TASK OBJECTIVE:
Read through the lines below and copy the ones holding the string "feature".
START RECORDS SHOWN
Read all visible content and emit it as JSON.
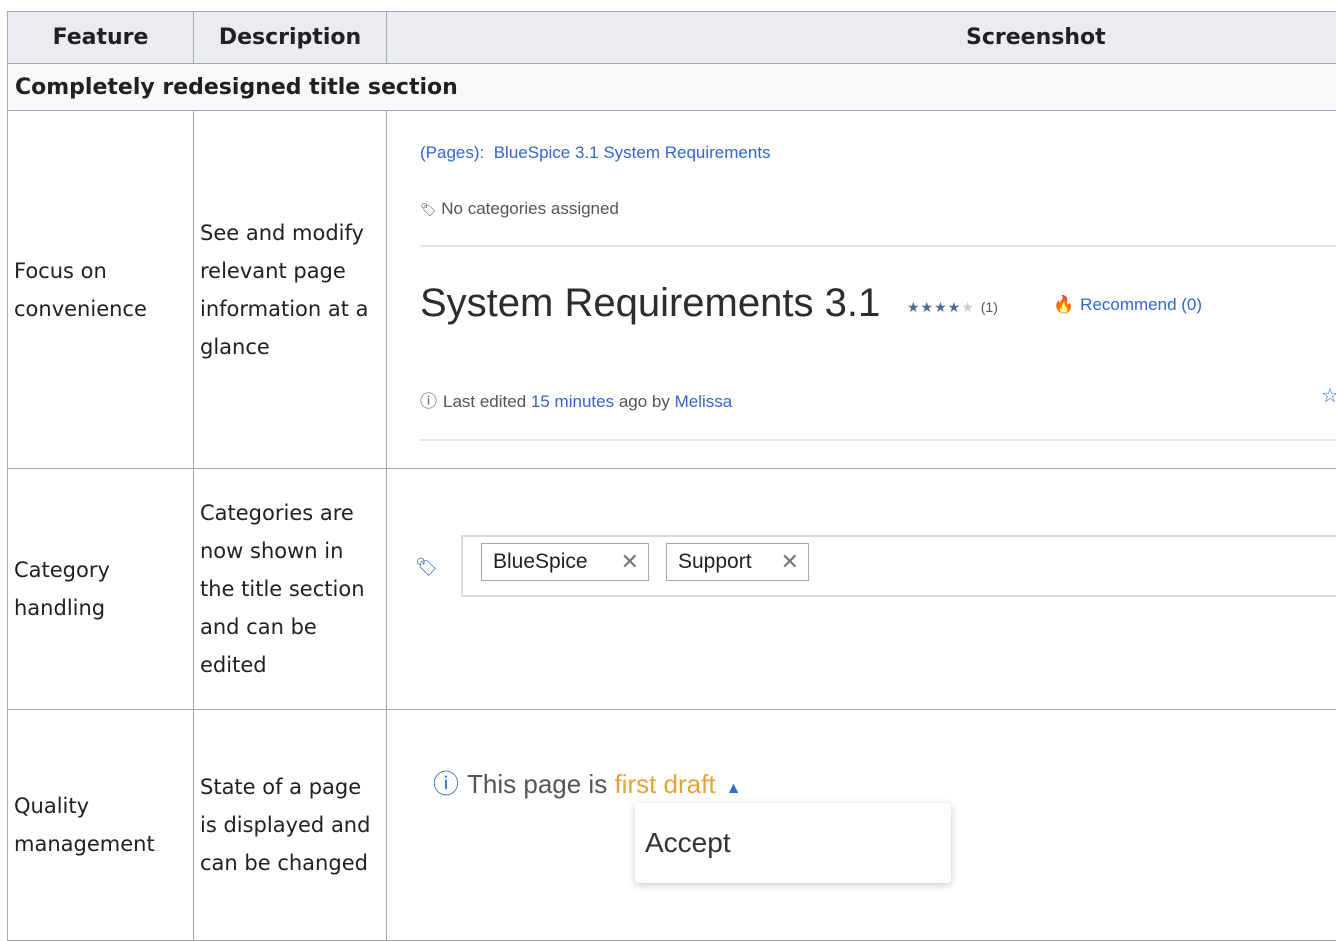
{
  "headers": {
    "feature": "Feature",
    "description": "Description",
    "screenshot": "Screenshot"
  },
  "section": "Completely redesigned title section",
  "rows": [
    {
      "feature": "Focus on convenience",
      "description": "See and modify relevant page information at a glance",
      "screenshot": {
        "breadcrumb_ns": "(Pages):",
        "breadcrumb_page": "BlueSpice 3.1 System Requirements",
        "categories_icon": "🏷",
        "no_categories": "No categories assigned",
        "title": "System Requirements 3.1",
        "stars_filled": "★★★★",
        "stars_empty": "★",
        "rating_value": 4,
        "rating_max": 5,
        "rating_count": "(1)",
        "recommend_icon": "🔥",
        "recommend": "Recommend (0)",
        "info_icon": "ⓘ",
        "last_edited_prefix": "Last edited",
        "last_edited_time": "15 minutes",
        "last_edited_mid": "ago by",
        "last_edited_user": "Melissa",
        "watch_icon": "☆"
      }
    },
    {
      "feature": "Category handling",
      "description": "Categories are now shown in the title section and can be edited",
      "screenshot": {
        "tag_icon": "🏷",
        "chips": [
          "BlueSpice",
          "Support"
        ],
        "remove_glyph": "✕"
      }
    },
    {
      "feature": "Quality management",
      "description": "State of a page is displayed and can be changed",
      "screenshot": {
        "info_icon": "ⓘ",
        "state_prefix": "This page is",
        "state_value": "first draft",
        "caret": "▲",
        "menu_item": "Accept"
      }
    }
  ],
  "colors": {
    "link": "#3366cc",
    "draft": "#e1a53a",
    "header_bg": "#eaecf0",
    "border": "#a2a9b1"
  }
}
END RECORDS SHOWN
RESPONSE TO THE EXERCISE:
    "feature": "Feature",
      "feature": "Focus on convenience",
      "feature": "Category handling",
      "feature": "Quality management",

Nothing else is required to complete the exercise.